  3. Writing. Yes, despite the memory issues, I’m still trying to write. In fact, I want to get everything done prior to baby’s arrival. So right now a manuscript is with my beta readers (one my agent has already thankfully approved of, only now with many, many edits), and I’m writing away at another one. It’s weird and fun balancing three projects (TNWSY as well, of course), but they’re vastly different, so it’s easy separating them in my mind. And for the first time, I made a very detailed outline for a story so I can follow it when my mind does, eventually, go blank.
  4. Reading. Not just baby books! I’ve read 10 books so far this year. Some highlights… Drama High by Michael Sokolove was a fantastic non-fiction account of a high school drama department. Touching and lovely (and as someone who was part of a high school drama department, I was deeply invested). The Silver Linings Playbook by Matthew Quick was a fun, deep read that I checked out for my library’s book club. Admittedly, I saw the movie first (which I loved), but that didn’t spoil the book at all – they’re both different and lovely enough to stand on their own. September Girls by Bennett Madison. I’m usually not big on mermaid books, but this one blew me away. The writing was lyrical, the voice authentic and unforgiving. I was absorbed.
  5. Sleeping. Or attempting to sleep (it’s become quite hard). I plan my days around sleeping sometimes.
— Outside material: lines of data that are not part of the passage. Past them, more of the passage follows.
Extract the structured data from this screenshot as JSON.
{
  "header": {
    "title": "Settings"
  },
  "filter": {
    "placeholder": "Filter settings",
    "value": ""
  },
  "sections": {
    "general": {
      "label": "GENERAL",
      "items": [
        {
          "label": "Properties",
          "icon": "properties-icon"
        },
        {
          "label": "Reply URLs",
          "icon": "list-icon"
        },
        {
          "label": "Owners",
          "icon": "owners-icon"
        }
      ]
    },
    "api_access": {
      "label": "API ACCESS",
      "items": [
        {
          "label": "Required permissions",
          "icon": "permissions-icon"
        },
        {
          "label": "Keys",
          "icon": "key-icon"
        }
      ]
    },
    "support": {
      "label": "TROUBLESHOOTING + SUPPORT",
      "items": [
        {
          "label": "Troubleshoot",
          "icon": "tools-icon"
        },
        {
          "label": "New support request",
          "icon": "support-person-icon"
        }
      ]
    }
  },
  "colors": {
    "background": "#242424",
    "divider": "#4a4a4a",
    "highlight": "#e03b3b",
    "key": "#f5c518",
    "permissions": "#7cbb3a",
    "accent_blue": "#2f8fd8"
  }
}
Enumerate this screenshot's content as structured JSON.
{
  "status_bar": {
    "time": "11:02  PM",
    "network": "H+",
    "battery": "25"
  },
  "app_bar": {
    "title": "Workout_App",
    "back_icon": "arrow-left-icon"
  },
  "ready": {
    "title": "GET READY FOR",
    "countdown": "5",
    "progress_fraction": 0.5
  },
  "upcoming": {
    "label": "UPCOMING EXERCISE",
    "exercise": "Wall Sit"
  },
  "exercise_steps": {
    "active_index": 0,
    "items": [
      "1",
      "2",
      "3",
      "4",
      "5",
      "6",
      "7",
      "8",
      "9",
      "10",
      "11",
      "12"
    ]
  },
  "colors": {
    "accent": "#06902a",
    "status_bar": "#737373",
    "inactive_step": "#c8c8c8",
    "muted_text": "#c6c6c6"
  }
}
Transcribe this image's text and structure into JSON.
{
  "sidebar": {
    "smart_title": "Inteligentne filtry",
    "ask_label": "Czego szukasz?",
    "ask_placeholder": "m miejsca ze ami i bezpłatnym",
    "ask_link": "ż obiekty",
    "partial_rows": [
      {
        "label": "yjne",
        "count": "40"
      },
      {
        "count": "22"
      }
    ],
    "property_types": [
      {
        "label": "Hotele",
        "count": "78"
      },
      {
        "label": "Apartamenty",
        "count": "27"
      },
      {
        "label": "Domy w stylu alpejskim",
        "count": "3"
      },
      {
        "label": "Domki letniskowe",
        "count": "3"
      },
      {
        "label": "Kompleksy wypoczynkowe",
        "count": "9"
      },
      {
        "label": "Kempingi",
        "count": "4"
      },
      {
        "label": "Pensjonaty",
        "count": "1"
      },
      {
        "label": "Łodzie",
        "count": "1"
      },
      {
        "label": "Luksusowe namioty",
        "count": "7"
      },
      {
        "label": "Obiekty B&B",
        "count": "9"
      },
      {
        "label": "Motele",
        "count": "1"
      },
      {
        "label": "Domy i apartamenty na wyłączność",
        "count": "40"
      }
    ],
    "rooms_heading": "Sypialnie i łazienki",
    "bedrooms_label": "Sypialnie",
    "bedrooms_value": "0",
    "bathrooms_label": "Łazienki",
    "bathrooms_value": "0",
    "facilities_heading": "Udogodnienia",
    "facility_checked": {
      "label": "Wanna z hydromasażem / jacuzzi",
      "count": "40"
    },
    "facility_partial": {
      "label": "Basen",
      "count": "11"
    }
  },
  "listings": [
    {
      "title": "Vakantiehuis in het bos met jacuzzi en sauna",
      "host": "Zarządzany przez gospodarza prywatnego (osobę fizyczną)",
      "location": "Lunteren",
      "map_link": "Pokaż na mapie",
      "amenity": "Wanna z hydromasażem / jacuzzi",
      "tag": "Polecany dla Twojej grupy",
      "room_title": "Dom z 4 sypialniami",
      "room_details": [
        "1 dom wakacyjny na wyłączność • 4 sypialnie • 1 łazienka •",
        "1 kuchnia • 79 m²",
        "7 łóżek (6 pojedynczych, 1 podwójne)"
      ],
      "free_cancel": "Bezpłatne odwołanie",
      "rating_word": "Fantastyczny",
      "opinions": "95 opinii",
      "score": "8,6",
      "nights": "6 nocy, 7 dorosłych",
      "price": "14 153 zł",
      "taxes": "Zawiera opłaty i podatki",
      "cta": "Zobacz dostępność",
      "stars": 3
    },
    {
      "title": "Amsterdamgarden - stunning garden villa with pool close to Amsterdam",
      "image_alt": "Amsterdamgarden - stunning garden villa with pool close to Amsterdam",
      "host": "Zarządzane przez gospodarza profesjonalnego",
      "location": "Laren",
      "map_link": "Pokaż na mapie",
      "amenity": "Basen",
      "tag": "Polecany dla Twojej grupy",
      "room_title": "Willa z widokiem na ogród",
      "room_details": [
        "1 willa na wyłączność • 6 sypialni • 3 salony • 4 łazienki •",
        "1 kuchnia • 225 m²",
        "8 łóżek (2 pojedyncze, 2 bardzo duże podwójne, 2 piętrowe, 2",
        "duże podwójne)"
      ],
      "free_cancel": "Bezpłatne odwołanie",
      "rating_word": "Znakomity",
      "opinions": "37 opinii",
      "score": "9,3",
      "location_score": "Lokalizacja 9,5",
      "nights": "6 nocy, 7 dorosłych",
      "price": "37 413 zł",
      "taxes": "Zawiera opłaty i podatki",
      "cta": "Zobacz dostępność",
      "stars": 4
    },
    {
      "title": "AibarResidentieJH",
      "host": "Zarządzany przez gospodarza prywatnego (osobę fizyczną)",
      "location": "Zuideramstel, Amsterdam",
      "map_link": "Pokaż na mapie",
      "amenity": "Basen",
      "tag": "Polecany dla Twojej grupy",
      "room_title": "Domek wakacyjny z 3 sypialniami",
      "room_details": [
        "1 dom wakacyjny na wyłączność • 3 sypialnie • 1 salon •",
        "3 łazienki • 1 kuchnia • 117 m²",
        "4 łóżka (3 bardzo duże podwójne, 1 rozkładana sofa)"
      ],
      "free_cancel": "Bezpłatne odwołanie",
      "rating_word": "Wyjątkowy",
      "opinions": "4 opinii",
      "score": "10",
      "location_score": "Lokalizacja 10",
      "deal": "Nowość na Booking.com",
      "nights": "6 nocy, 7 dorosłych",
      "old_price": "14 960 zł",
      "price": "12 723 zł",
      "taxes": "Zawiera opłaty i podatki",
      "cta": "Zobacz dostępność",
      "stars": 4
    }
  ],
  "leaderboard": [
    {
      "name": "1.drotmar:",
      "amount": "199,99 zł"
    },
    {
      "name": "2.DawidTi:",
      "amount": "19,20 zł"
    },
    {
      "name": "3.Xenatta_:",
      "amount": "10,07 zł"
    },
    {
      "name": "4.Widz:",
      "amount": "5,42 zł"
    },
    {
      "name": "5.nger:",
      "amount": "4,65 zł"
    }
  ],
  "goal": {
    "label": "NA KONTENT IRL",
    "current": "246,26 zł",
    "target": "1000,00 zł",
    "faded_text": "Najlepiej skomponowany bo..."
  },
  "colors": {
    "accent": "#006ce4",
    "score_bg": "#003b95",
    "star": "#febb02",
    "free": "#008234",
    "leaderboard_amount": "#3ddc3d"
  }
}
That is to say, not much is going on, but at the same time, so much is going on. My life is on the brink of changing in various ways, and I’m just about to take everything in. I’m just waiting…waiting excitedly. And, yet, also enjoying the wait.